● **THE PROBLEM**
In the data below, find each line carrying the string "city" and copy it out.

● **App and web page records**
>>>>>

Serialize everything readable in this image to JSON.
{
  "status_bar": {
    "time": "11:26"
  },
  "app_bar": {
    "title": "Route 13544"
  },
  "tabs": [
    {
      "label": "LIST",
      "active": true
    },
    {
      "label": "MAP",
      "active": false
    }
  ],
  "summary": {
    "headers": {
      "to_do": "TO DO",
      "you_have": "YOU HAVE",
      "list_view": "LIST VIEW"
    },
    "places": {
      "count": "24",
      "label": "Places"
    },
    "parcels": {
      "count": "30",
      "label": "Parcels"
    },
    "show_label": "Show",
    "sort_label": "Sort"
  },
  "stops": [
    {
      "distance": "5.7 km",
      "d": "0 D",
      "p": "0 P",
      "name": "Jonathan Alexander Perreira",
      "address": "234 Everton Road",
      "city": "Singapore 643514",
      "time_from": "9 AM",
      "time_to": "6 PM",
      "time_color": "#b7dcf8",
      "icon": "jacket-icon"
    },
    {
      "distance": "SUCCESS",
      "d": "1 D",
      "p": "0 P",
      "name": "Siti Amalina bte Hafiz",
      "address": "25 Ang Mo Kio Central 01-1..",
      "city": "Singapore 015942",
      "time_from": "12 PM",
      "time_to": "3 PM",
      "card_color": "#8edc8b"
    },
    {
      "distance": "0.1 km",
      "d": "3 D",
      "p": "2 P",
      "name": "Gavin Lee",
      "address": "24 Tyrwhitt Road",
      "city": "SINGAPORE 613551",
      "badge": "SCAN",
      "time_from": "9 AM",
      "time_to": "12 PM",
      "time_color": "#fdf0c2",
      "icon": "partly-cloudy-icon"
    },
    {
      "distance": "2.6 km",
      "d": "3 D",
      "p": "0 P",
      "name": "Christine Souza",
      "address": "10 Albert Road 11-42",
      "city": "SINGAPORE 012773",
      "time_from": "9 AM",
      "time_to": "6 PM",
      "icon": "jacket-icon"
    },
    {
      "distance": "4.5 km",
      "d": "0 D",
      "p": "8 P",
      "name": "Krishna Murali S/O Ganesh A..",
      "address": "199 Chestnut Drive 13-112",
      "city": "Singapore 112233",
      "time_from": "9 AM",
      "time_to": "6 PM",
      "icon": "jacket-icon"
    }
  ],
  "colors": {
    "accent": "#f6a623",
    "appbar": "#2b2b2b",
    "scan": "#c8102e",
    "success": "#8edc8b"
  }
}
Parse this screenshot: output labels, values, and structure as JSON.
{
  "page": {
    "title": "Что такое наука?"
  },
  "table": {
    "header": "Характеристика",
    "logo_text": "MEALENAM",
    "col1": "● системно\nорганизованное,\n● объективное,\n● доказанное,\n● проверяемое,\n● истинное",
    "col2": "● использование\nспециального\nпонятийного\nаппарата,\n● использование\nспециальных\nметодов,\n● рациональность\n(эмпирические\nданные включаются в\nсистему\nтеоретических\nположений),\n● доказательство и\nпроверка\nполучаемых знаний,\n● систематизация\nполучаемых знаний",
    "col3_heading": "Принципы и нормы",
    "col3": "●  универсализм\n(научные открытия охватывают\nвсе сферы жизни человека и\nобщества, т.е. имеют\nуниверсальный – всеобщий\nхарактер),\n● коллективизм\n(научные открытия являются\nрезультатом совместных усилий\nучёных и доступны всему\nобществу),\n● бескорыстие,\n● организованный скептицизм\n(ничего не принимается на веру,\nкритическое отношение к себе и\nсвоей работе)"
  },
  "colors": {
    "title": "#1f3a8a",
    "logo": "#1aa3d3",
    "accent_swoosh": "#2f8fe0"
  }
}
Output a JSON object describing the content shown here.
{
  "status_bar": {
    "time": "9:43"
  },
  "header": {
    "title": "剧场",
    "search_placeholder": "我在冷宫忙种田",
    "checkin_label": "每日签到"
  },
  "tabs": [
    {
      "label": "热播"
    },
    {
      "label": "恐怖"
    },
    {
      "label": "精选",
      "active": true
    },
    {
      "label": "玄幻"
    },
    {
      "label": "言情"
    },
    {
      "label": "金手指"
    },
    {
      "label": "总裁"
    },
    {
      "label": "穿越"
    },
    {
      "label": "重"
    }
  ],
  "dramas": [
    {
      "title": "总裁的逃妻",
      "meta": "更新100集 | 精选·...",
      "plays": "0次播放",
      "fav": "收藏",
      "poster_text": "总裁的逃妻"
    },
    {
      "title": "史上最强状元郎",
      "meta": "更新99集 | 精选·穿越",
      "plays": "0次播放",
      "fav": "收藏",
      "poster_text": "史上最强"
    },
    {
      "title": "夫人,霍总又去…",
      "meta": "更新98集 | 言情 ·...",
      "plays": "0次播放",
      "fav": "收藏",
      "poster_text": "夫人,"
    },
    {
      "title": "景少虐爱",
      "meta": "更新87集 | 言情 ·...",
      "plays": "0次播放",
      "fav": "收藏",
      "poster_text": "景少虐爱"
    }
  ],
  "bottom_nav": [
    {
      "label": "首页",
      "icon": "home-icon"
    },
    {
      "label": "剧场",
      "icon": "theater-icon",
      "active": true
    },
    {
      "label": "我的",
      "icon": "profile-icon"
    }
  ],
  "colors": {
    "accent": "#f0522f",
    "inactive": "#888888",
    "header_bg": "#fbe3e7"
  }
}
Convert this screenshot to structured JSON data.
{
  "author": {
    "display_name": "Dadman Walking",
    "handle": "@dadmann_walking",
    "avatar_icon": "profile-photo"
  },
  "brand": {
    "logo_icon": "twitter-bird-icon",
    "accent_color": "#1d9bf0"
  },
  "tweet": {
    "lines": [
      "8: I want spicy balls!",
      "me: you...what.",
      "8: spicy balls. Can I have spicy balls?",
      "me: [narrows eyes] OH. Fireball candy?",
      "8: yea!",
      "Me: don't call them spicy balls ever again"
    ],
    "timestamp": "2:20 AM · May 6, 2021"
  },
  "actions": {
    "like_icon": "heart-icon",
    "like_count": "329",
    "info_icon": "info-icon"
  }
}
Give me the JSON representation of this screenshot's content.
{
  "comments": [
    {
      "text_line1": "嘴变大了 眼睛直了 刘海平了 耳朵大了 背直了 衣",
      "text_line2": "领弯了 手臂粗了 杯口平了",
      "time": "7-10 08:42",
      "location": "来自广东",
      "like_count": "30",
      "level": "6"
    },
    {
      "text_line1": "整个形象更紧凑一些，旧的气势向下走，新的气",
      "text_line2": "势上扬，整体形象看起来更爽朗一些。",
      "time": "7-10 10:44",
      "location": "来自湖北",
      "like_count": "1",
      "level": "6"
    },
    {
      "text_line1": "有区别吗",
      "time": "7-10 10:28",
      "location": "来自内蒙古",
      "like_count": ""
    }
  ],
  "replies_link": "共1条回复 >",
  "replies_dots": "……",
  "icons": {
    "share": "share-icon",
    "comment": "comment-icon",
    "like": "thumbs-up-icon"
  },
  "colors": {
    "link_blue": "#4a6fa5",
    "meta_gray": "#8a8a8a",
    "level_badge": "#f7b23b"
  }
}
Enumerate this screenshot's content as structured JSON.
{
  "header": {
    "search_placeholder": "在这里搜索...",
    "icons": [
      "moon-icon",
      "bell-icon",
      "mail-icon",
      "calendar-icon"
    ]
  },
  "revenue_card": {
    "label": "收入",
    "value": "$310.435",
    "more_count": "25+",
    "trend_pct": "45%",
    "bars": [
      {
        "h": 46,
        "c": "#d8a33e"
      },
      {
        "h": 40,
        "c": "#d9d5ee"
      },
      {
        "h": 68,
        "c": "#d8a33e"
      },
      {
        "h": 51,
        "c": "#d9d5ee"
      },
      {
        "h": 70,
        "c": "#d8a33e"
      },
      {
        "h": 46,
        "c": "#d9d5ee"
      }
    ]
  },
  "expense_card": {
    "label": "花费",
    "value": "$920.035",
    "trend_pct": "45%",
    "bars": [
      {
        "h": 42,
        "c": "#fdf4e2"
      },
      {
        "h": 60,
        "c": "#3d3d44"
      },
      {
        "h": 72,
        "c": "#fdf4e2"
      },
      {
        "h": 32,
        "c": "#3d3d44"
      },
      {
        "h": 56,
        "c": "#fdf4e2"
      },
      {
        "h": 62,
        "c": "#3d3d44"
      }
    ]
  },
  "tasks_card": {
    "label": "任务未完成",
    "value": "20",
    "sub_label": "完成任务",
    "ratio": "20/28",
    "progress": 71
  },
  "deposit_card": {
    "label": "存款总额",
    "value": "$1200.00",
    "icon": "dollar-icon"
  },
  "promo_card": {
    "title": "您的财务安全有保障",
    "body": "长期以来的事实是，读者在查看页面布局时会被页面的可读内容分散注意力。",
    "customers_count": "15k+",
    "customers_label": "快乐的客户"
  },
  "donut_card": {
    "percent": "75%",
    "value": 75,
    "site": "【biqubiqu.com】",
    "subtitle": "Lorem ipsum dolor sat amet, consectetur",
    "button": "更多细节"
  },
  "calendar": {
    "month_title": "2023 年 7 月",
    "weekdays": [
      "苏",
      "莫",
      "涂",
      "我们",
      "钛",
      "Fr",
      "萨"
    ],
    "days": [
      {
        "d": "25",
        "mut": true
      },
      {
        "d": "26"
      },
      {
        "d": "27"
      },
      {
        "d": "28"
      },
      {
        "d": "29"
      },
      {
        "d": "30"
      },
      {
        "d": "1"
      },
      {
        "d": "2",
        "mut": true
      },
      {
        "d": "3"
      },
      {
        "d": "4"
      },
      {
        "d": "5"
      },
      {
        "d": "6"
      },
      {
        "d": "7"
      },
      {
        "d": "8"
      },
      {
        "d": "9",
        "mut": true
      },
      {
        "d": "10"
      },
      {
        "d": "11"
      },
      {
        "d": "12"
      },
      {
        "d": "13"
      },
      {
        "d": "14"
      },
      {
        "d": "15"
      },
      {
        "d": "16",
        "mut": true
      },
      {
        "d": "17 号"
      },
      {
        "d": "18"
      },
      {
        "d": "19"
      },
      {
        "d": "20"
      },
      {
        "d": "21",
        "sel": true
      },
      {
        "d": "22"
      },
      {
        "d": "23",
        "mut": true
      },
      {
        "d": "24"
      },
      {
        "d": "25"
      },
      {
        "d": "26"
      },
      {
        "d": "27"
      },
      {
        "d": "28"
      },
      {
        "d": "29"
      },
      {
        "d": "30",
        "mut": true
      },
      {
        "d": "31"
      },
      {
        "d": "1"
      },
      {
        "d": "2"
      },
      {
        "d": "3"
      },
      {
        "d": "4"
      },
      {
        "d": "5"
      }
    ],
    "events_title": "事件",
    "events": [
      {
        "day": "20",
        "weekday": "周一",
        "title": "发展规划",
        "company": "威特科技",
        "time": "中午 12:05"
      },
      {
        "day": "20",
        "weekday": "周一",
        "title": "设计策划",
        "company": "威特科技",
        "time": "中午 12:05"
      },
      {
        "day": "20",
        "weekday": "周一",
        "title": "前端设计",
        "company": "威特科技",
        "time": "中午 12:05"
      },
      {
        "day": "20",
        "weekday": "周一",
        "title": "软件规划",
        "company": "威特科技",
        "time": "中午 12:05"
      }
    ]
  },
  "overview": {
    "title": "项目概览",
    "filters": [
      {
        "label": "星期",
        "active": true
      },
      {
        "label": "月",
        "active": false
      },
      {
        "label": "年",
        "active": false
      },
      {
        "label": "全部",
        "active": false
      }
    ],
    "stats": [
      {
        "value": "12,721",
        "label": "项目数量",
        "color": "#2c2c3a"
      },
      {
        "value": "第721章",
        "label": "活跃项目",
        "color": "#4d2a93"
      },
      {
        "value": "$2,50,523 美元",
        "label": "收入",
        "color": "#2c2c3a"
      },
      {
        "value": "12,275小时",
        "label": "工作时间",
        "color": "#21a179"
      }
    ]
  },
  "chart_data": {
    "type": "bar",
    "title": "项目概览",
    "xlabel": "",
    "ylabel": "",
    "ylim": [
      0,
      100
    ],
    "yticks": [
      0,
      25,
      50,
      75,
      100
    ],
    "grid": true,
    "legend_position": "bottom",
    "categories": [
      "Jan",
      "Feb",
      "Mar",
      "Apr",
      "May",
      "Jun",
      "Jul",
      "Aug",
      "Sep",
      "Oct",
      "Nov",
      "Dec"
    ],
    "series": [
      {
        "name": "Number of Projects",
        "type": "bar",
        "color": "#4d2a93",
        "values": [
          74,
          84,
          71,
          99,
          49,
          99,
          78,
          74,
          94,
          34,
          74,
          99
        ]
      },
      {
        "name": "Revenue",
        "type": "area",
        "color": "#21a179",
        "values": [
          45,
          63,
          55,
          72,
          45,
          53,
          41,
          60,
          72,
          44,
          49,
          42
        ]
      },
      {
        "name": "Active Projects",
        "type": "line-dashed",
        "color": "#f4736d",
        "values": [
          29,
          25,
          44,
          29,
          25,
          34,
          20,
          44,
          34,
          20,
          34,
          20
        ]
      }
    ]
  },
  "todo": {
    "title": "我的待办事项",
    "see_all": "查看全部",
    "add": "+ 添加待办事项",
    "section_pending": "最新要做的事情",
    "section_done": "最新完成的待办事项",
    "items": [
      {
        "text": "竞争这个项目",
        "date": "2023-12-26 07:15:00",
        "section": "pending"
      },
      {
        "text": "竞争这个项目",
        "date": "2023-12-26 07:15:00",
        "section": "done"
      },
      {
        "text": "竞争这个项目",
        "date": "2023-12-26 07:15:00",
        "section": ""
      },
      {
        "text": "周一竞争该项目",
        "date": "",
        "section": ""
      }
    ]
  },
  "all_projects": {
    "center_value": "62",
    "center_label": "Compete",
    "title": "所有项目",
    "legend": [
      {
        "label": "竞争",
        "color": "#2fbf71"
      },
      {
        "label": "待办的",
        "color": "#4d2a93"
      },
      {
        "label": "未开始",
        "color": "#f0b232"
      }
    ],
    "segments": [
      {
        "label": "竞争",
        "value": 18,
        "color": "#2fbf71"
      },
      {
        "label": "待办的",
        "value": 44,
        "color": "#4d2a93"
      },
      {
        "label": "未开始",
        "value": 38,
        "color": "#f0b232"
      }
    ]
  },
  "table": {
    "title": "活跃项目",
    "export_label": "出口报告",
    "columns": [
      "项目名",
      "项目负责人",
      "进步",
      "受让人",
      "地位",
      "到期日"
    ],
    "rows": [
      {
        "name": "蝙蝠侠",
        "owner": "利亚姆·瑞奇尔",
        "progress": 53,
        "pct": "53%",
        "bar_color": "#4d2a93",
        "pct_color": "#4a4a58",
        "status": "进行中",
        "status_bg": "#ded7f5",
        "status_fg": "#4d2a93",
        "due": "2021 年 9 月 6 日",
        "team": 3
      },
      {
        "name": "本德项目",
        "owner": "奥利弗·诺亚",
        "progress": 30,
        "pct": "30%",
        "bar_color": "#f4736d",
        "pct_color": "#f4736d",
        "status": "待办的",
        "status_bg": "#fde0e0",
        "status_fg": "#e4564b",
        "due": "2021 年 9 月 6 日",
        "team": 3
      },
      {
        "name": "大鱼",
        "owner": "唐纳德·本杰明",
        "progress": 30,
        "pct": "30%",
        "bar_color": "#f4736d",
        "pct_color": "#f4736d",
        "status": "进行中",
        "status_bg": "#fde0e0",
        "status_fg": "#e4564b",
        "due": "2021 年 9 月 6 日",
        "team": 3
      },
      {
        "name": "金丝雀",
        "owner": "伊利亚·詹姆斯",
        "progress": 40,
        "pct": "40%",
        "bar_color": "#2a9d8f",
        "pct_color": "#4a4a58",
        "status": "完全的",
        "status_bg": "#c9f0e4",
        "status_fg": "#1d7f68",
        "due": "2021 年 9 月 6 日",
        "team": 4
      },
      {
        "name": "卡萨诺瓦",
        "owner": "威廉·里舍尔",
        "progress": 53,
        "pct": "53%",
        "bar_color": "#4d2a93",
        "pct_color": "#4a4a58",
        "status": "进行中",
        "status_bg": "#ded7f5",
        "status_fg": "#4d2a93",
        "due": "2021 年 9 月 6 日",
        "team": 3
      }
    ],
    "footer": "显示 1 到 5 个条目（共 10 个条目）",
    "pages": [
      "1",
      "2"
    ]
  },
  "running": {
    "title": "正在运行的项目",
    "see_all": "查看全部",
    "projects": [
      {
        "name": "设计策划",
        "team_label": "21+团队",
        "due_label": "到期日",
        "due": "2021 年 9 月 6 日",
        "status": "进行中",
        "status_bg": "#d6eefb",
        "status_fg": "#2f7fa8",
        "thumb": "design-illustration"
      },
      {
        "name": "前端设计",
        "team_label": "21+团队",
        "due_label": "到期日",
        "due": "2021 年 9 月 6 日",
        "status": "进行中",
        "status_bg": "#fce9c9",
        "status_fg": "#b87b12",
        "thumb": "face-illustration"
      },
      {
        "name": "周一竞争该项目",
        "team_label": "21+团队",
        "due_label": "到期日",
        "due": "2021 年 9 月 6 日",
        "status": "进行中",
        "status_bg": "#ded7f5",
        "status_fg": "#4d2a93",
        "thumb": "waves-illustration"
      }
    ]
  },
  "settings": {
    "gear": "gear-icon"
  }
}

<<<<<

● **TASK SOLUTION**
      "city": "Singapore 643514",
      "city": "Singapore 015942",
      "city": "SINGAPORE 613551",
      "city": "SINGAPORE 012773",
      "city": "Singapore 112233",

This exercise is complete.